Penn Vet's New Bolton Center Hospital at Kennett Square, Pa.

Penn Vet's New Bolton Center Hospital at Kennett Square, Pa.

Penn Vet/University of Pennsylvania

Pa. Breeders Donate $300k for Gene Doping Research

Donation supports New Bolton Center research projects.

The Pennsylvania Horse Breeders Association announced June 14 it has donated $300,000 to the University of Pennsylvania's New Bolton Center's Equine Pharmacology Laboratory to fund revolutionary research to detect gene doping in equine athletes. Gene doping involves the transfer or modification of genes or genetically modified cells of healthy human athletes, as well as equine athletes, for non-therapeutic purpose to enhance athletic performance.

The $300,000 donation from the PHBA supports a multi-tiered, multi-year project, which includes continued research into potential protein and RNA-based biomarkers that have been identified as showing promise for detecting gene doping.
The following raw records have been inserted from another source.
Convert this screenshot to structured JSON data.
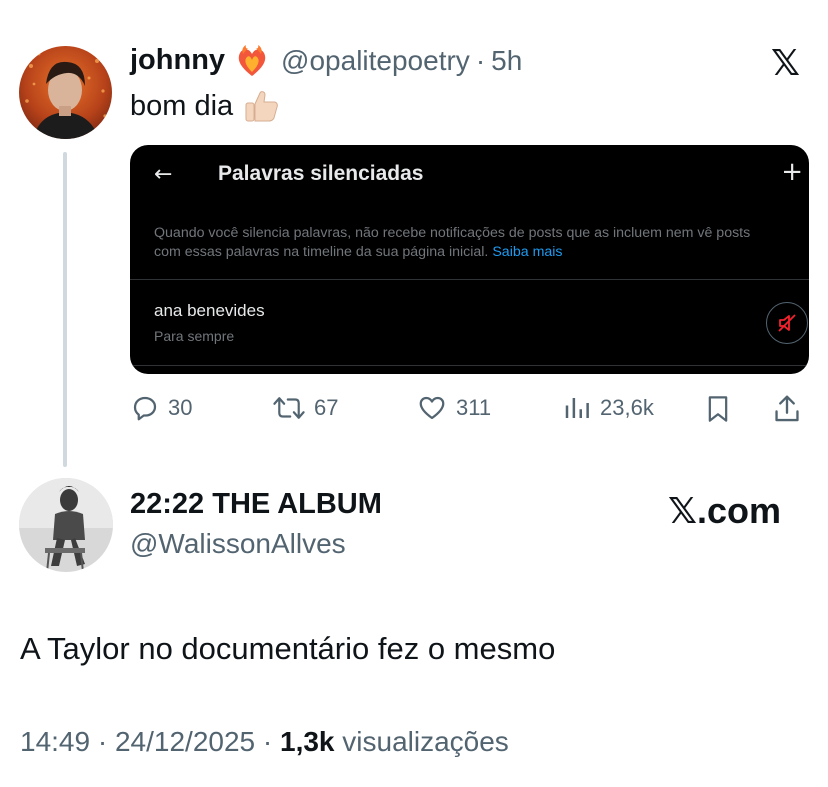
{
  "quoted_post": {
    "display_name": "johnny",
    "name_emoji": "heart-on-fire",
    "handle": "@opalitepoetry",
    "separator": "·",
    "time": "5h",
    "text": "bom dia",
    "text_emoji": "thumbs-up",
    "embed": {
      "back_icon": "←",
      "title": "Palavras silenciadas",
      "add_icon": "+",
      "description_line1": "Quando você silencia palavras, não recebe notificações de posts que as incluem nem vê posts",
      "description_line2": "com essas palavras na timeline da sua página inicial.",
      "learn_more": "Saiba mais",
      "muted_word": "ana benevides",
      "duration": "Para sempre"
    },
    "actions": {
      "replies": "30",
      "reposts": "67",
      "likes": "311",
      "views": "23,6k"
    }
  },
  "reply_post": {
    "display_name": "22:22 THE ALBUM",
    "handle": "@WalissonAllves",
    "text": "A Taylor no documentário fez o mesmo",
    "time": "14:49",
    "date": "24/12/2025",
    "separator": "·",
    "views_count": "1,3k",
    "views_label": "visualizações"
  },
  "branding": {
    "x_logo": "𝕏",
    "xcom_suffix": ".com"
  },
  "colors": {
    "text_primary": "#0f1419",
    "text_secondary": "#536471",
    "link_blue": "#1d9bf0",
    "mute_red": "#f4212e"
  }
}
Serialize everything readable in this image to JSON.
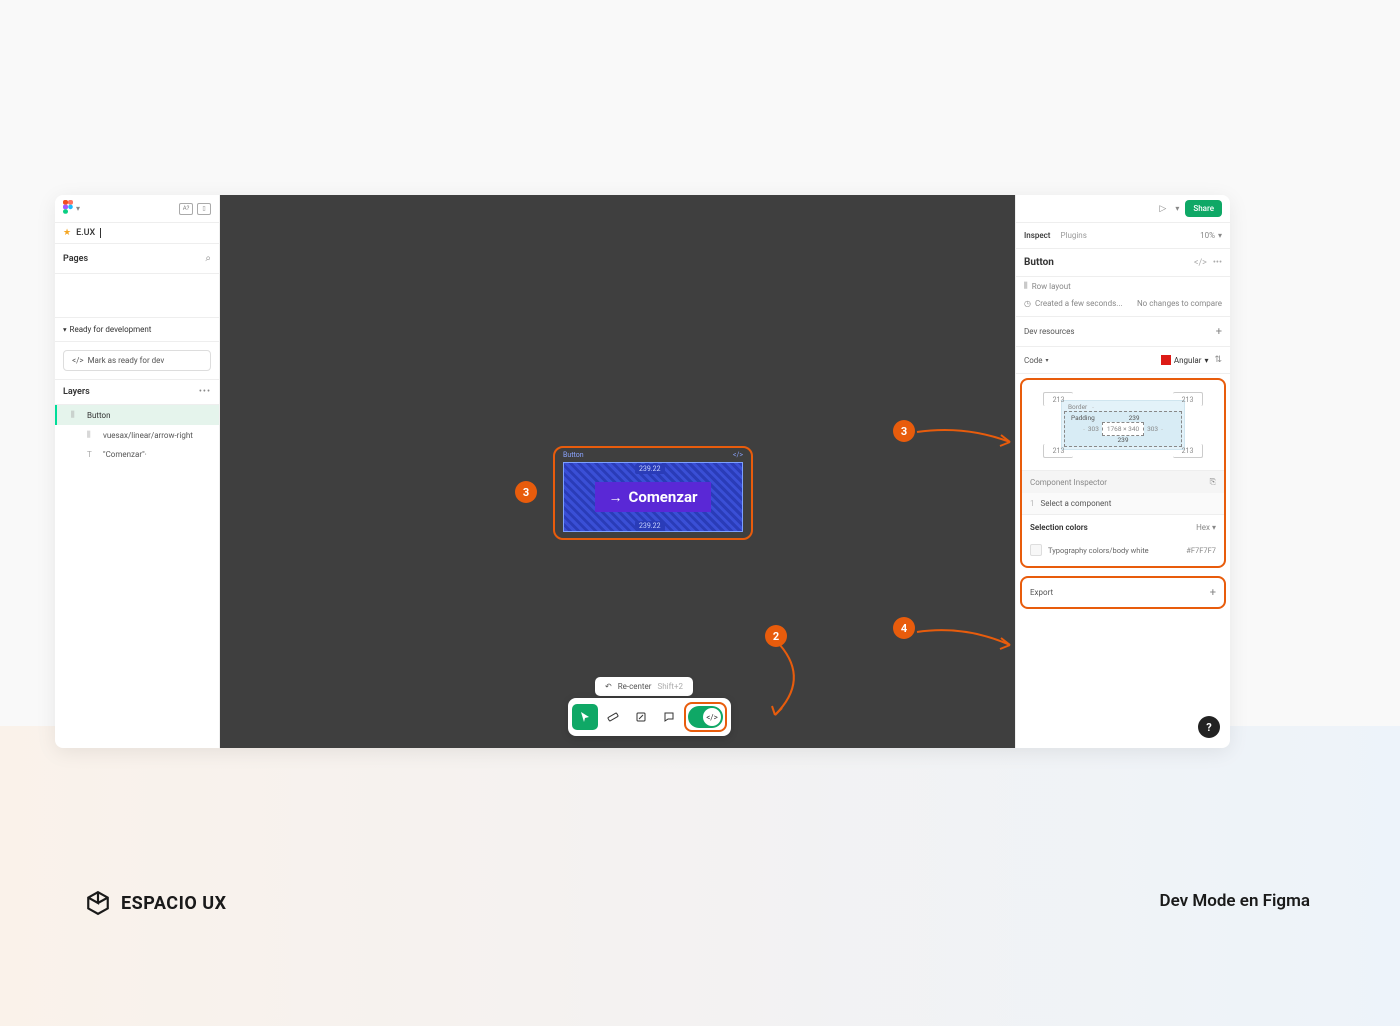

The project will also include continued expansion of a BioBank that is used to evaluate baseline levels of these blood-based bio-markers in active and injured racehorses. The BioBank also is used to evaluate physiological changes in the musculoskeletal structure using New Bolton Center's robotics controlled imaging system.

"Our members, all of whom are Pennsylvania Thoroughbred horse breeders, have consistently stated that maintaining integrity in the sport of racing is one of their top priorities," said Brian Sanfratello, executive secretary of the PHBA "We are pleased to partner with New Bolton Center, an internationally renowned equine hospital and research institution, to fund this ground-breaking research and help combat gene doping."    

"We are proud of our record at New Bolton Center for remaining on the cutting edge of detecting and preventing the use of performance enhancing and illicit pharmaceuticals in equine athletes," said Dr. Mary Robinson, director of the Equine Pharmacology Laboratory at New Bolton Center.

"With this grant, we can continue to be a leader in protecting the integrity of horse racing.  While gene therapy represents an important breakthrough for patients with disease-causing genes and rare genetic diseases, we need to be sure that we are taking steps to stay ahead of those who would seek to use these advances for illicit means."   

The $300,000 donation represents a significant investment for the PHBA and was championed by PHBA board president Roger Legg and board member/chair of the PHBA's Medication Committee Deanna Manfredi.

Manfredi's committee conducted extensive research on the issue and established it as a priority for the organization. Because the money is being allocated from the association's share of the State Racing Fund, which is typically used for enhanced breeder awards and incentives, the PHBA had to seek approval of Pennsylvania's State Horse Racing Commission. The commission approved the PHBA's request to provide the funding by unanimous vote at its monthly meeting May 31.           

"My fellow commissioners and I applaud the PHBA and the New Bolton Center for funding and undertaking this revolutionary research project to combat efforts to subvert fairness and integrity in the sport of horse racing," said Russell Jones, a commissioner with the State Horse Racing Commission in Pennsylvania. "The State Horse Racing Commission is committed to maintaining a fair and level, playing field, both for our fans and the vast majority of owners and trainers who play by the rules." 

Penn Vet's New Bolton Center said it is continuing to seek additional funding for this research program.